It is known that CPK, which is a specific marker of muscle breakdown, increases in patients receiving oral isotretinoin treatment, especially in those who undertake intense physical exercises (with or without muscle symptoms and signs) [10, 14,15,16]. A high CPK level shows severe muscle damage and is generally associated with the discharge of myoglobin from muscles . In patients treated with oral isotretinoin, concurrent intense physical activity or viral infections may cause increased serum CPK levels (without myopathy) due to cytokine-mediated muscle cell damage [6, 14,15,16,17]. Kaymak et al. evaluated 89 patients who were treated with isotretinoin for moderate or severe acne. They investigated serum CPK levels at the initial visit and during the monthly visits and observed high CPK levels in only five patients during treatment period. Only one of these had myalgia and four had no symptom . In current study, at the beginning of the study the two groups were similar in terms of serum CPK levels. Increased CPK levels were observed in only 4 of the 25 patients, in the isotretinoin group. One of 4 patients had myalgia and the others were asymptomatic.
Landau et al. reported that CPK levels more than 5000 IU/l in six out of seven patients who have physical activity or intramuscular injection, before the blood testing. It has been claimed that exercise in patients using isotretinoin may cause elevated serum CPK levels . Tillman et al. reported that the patient’s recent exercise level was the major factor on CPK value . Bettoli et al. examined CPK levels in 63 patients receiving isotretinoin for nodulocystic acne. There was increased CPK levels in 10 of 63 patients (16%). It was found that the most patients (8/10) have elevations less than three times the normal values and only one patient had myalgia . In present study, 4 patients had mildly elevated CPK levels in isotretinoin group.
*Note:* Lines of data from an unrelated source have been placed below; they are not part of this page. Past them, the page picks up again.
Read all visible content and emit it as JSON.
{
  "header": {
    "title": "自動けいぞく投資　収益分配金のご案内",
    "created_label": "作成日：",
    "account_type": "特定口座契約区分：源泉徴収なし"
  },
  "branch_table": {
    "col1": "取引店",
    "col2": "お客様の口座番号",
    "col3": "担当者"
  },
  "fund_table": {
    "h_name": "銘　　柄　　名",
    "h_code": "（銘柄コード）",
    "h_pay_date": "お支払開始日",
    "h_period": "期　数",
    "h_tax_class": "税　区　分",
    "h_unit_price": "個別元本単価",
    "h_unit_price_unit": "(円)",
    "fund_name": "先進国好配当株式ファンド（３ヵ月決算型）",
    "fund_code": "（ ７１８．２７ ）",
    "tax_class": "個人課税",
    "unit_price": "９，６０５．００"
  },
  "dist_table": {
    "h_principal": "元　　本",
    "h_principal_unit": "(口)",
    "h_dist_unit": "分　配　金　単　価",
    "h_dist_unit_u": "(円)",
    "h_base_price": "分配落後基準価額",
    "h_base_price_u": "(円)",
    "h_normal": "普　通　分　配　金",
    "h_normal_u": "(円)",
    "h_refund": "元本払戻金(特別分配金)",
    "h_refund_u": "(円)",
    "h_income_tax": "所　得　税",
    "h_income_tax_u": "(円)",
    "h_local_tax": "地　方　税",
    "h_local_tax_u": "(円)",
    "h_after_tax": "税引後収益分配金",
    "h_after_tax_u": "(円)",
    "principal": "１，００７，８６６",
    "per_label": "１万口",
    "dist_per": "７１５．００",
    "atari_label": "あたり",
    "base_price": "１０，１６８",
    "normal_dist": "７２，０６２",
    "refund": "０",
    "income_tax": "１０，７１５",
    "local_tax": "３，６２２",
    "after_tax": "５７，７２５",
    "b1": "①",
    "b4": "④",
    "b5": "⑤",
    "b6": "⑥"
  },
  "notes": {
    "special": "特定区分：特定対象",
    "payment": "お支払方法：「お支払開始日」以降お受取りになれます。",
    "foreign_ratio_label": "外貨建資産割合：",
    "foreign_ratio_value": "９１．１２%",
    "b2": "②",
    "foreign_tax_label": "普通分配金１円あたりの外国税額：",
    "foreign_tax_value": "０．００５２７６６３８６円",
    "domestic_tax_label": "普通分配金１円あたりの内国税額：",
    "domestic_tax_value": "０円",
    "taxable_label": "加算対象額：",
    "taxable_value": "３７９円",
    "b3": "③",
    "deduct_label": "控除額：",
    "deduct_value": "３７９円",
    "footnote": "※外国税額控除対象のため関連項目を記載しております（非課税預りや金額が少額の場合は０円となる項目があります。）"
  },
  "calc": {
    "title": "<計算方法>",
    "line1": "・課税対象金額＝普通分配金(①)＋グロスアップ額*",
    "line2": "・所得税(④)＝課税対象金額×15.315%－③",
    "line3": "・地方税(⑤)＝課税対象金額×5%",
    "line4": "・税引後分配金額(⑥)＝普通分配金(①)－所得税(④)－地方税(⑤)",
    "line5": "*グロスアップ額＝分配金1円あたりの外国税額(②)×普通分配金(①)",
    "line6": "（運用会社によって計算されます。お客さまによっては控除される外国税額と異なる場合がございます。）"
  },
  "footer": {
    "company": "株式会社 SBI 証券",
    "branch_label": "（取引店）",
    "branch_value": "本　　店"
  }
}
One of them had myalgia, the others had no musculoskeletal symptoms. Also, serum CPK levels were not related with muscle strength in patients using isotretinoin. Even in patients with high serum CPK levels, muscle strength may be normal. Elevated serum CPK levels with or without muscular symptoms in patients receiving isotretinoin seems to be a benign condition. The results of this study show that the periodic blood testing for CPK levels is unnecessary in all patients on isotretinoin treatment. The serum CPK levels may be requested from the patients only with severe muscle pain.